- **EXERCISE AIM**: Starting with the first line and ending with the last, copy the entries word for word.

(Stored items)
===

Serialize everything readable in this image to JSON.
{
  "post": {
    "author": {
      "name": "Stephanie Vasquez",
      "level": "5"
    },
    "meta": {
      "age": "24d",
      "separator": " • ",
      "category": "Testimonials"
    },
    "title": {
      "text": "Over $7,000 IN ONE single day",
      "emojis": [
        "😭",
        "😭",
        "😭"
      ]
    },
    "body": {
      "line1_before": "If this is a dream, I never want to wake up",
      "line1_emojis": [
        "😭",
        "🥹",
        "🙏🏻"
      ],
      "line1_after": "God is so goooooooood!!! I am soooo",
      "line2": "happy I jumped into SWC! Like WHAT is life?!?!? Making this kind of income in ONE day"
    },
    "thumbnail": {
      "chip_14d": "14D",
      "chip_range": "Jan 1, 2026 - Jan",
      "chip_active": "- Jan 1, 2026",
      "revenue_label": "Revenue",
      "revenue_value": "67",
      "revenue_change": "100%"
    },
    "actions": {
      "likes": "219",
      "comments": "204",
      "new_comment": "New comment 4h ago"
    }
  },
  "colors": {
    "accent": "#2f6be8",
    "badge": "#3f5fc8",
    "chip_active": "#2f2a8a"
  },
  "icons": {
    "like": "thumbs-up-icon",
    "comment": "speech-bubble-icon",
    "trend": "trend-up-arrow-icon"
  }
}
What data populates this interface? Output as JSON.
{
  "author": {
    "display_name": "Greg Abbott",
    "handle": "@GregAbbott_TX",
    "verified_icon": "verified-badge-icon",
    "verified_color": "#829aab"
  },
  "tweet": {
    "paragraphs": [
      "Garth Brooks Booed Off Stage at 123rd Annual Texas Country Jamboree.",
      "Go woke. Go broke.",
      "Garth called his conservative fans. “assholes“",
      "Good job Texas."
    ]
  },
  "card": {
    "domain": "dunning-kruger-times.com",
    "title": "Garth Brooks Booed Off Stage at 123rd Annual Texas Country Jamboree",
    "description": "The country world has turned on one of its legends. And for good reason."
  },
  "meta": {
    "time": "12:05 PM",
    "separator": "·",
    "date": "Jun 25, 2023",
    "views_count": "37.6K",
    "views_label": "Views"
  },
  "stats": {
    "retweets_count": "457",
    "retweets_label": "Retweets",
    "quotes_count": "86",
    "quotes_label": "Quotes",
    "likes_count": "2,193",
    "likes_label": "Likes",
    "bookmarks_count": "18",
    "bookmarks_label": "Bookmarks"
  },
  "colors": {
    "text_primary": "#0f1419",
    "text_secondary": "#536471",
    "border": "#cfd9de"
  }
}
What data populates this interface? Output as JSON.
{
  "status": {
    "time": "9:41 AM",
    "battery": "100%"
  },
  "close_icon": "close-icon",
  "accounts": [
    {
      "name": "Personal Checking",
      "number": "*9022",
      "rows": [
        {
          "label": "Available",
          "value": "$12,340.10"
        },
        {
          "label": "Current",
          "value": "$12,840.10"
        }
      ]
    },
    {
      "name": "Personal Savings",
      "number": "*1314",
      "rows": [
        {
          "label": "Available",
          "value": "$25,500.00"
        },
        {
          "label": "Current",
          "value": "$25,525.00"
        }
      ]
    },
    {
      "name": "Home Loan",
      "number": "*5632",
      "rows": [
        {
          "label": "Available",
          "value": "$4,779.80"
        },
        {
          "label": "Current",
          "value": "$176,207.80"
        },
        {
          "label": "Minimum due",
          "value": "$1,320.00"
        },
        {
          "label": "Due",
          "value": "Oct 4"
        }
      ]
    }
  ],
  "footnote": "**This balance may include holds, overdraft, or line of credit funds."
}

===

- **RESULT OF THE TASK**:
Serialize everything readable in this image to JSON.
{
  "post": {
    "author": {
      "name": "Stephanie Vasquez",
      "level": "5"
    },
    "meta": {
      "age": "24d",
      "separator": " • ",
      "category": "Testimonials"
    },
    "title": {
      "text": "Over $7,000 IN ONE single day",
      "emojis": [
        "😭",
        "😭",
        "😭"
      ]
    },
    "body": {
      "line1_before": "If this is a dream, I never want to wake up",
      "line1_emojis": [
        "😭",
        "🥹",
        "🙏🏻"
      ],
      "line1_after": "God is so goooooooood!!! I am soooo",
      "line2": "happy I jumped into SWC! Like WHAT is life?!?!? Making this kind of income in ONE day"
    },
    "thumbnail": {
      "chip_14d": "14D",
      "chip_range": "Jan 1, 2026 - Jan",
      "chip_active": "- Jan 1, 2026",
      "revenue_label": "Revenue",
      "revenue_value": "67",
      "revenue_change": "100%"
    },
    "actions": {
      "likes": "219",
      "comments": "204",
      "new_comment": "New comment 4h ago"
    }
  },
  "colors": {
    "accent": "#2f6be8",
    "badge": "#3f5fc8",
    "chip_active": "#2f2a8a"
  },
  "icons": {
    "like": "thumbs-up-icon",
    "comment": "speech-bubble-icon",
    "trend": "trend-up-arrow-icon"
  }
}
What data populates this interface? Output as JSON.
{
  "author": {
    "display_name": "Greg Abbott",
    "handle": "@GregAbbott_TX",
    "verified_icon": "verified-badge-icon",
    "verified_color": "#829aab"
  },
  "tweet": {
    "paragraphs": [
      "Garth Brooks Booed Off Stage at 123rd Annual Texas Country Jamboree.",
      "Go woke. Go broke.",
      "Garth called his conservative fans. “assholes“",
      "Good job Texas."
    ]
  },
  "card": {
    "domain": "dunning-kruger-times.com",
    "title": "Garth Brooks Booed Off Stage at 123rd Annual Texas Country Jamboree",
    "description": "The country world has turned on one of its legends. And for good reason."
  },
  "meta": {
    "time": "12:05 PM",
    "separator": "·",
    "date": "Jun 25, 2023",
    "views_count": "37.6K",
    "views_label": "Views"
  },
  "stats": {
    "retweets_count": "457",
    "retweets_label": "Retweets",
    "quotes_count": "86",
    "quotes_label": "Quotes",
    "likes_count": "2,193",
    "likes_label": "Likes",
    "bookmarks_count": "18",
    "bookmarks_label": "Bookmarks"
  },
  "colors": {
    "text_primary": "#0f1419",
    "text_secondary": "#536471",
    "border": "#cfd9de"
  }
}
What data populates this interface? Output as JSON.
{
  "status": {
    "time": "9:41 AM",
    "battery": "100%"
  },
  "close_icon": "close-icon",
  "accounts": [
    {
      "name": "Personal Checking",
      "number": "*9022",
      "rows": [
        {
          "label": "Available",
          "value": "$12,340.10"
        },
        {
          "label": "Current",
          "value": "$12,840.10"
        }
      ]
    },
    {
      "name": "Personal Savings",
      "number": "*1314",
      "rows": [
        {
          "label": "Available",
          "value": "$25,500.00"
        },
        {
          "label": "Current",
          "value": "$25,525.00"
        }
      ]
    },
    {
      "name": "Home Loan",
      "number": "*5632",
      "rows": [
        {
          "label": "Available",
          "value": "$4,779.80"
        },
        {
          "label": "Current",
          "value": "$176,207.80"
        },
        {
          "label": "Minimum due",
          "value": "$1,320.00"
        },
        {
          "label": "Due",
          "value": "Oct 4"
        }
      ]
    }
  ],
  "footnote": "**This balance may include holds, overdraft, or line of credit funds."
}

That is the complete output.